● **Task requirements**
Please count the lines in the data below that mention the word "JSON", then give only the total.

(Data about app and page elements)
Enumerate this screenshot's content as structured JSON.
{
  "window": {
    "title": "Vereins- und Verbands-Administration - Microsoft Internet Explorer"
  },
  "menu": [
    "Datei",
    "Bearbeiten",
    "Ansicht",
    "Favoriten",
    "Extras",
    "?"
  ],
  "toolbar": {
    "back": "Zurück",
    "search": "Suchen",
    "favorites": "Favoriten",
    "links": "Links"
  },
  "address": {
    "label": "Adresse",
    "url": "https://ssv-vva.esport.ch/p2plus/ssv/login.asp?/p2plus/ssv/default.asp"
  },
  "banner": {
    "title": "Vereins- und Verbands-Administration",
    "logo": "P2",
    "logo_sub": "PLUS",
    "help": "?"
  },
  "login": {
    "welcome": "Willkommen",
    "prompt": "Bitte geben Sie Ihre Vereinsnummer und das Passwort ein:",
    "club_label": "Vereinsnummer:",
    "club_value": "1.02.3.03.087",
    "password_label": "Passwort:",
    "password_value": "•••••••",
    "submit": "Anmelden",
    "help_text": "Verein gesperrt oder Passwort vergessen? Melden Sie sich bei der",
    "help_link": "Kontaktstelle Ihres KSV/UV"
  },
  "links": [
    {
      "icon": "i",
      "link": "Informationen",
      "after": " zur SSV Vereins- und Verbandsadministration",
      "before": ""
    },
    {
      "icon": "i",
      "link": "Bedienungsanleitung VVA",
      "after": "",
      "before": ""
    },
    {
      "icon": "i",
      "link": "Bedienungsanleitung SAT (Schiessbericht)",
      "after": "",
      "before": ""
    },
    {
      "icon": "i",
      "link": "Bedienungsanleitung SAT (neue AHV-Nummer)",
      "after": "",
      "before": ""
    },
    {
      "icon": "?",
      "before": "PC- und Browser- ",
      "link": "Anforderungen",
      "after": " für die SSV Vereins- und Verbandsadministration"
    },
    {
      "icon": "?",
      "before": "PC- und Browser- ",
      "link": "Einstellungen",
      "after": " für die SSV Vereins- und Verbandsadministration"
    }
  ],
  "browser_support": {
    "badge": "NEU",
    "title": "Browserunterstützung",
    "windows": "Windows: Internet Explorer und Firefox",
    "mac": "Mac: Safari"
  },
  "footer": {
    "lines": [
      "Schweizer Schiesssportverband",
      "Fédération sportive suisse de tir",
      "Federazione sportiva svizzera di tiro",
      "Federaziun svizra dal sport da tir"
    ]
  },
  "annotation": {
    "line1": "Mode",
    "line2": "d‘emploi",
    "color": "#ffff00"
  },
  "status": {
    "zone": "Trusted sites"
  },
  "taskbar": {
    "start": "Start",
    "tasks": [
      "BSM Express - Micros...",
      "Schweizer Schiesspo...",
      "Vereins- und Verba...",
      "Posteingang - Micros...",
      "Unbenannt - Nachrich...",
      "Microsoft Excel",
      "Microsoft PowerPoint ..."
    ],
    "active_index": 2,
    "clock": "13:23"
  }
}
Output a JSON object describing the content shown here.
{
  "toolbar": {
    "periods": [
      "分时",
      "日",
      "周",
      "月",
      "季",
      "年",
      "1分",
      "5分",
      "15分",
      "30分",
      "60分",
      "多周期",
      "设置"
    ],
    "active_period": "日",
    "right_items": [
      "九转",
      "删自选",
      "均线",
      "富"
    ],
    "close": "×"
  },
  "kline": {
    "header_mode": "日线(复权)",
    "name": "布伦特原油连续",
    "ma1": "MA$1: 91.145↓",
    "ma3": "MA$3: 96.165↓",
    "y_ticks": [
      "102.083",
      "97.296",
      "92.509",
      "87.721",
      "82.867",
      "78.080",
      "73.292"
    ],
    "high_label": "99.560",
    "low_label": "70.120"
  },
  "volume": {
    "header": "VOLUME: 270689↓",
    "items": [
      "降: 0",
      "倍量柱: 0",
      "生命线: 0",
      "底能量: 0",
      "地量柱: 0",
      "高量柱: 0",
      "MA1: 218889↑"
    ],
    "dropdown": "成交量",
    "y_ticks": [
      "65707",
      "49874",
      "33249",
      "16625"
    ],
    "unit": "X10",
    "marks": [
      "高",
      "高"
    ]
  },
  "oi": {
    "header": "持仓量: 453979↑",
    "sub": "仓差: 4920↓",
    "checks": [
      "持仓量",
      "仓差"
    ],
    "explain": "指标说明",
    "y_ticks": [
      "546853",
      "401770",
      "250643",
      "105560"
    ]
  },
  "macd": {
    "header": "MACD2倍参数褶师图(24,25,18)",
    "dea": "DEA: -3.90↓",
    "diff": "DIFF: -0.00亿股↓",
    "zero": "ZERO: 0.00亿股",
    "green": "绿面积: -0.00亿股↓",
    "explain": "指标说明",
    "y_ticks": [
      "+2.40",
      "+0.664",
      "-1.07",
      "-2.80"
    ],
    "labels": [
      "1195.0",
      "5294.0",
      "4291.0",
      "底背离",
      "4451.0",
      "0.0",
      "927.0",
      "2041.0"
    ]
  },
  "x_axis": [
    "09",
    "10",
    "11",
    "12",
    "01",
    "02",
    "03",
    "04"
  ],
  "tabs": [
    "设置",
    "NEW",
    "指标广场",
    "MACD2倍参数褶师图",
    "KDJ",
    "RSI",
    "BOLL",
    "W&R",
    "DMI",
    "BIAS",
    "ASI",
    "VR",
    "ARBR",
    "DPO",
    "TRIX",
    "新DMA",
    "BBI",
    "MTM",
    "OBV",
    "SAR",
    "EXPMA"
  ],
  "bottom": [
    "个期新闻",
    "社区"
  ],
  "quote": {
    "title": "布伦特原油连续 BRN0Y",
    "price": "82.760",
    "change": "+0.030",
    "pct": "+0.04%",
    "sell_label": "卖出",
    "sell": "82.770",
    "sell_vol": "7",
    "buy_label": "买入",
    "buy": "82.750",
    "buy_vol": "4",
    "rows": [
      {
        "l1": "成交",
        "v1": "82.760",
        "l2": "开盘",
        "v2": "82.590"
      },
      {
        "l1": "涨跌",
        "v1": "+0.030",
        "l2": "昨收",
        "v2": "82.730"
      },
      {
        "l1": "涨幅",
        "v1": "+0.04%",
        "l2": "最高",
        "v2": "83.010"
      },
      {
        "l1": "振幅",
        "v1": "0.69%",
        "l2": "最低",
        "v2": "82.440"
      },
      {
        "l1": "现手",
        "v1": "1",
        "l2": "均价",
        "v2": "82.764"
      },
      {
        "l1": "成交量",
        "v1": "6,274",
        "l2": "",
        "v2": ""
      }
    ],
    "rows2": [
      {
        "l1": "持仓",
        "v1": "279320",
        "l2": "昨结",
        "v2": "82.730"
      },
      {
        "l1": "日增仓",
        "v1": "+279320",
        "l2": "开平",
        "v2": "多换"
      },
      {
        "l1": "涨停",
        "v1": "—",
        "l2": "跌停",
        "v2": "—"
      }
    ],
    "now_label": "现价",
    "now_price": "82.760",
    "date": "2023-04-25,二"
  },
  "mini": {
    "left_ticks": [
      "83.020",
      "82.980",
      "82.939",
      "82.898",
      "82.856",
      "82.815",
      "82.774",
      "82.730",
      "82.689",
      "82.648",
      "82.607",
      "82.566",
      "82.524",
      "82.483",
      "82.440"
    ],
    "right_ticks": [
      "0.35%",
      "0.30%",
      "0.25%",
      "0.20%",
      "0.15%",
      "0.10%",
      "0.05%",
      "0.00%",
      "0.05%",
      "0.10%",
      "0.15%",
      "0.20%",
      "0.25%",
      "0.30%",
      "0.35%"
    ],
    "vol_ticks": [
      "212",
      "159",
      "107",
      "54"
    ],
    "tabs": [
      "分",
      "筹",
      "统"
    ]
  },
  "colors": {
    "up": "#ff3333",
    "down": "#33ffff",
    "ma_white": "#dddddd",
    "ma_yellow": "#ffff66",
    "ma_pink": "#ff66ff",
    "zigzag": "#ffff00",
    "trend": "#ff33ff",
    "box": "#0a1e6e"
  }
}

● **Output for this task**
2